**Source information:**
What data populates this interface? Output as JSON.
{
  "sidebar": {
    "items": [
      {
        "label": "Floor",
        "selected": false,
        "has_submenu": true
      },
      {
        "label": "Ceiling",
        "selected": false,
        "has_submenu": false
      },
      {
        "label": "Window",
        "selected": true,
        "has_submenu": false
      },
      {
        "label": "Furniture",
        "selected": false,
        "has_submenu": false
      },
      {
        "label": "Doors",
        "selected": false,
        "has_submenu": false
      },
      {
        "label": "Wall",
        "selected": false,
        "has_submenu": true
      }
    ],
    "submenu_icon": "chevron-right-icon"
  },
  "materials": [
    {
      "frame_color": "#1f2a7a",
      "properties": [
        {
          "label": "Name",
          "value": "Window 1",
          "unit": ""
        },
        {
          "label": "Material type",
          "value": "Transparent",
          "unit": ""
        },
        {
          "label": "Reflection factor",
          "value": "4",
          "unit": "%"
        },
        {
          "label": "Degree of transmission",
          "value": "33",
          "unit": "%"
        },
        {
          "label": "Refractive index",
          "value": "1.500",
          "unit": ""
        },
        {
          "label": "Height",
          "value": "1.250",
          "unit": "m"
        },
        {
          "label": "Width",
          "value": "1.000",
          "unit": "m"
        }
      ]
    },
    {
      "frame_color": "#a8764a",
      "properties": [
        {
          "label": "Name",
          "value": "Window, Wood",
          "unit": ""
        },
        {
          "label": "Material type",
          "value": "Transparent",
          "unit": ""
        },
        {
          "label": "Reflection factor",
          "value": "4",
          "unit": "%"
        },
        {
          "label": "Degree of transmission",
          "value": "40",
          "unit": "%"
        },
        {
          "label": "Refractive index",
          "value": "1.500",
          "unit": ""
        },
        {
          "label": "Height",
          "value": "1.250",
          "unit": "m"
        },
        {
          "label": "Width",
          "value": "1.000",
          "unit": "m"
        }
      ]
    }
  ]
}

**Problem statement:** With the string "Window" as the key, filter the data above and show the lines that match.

**Answer section:**
        "label": "Window",
          "value": "Window 1",
          "value": "Window, Wood",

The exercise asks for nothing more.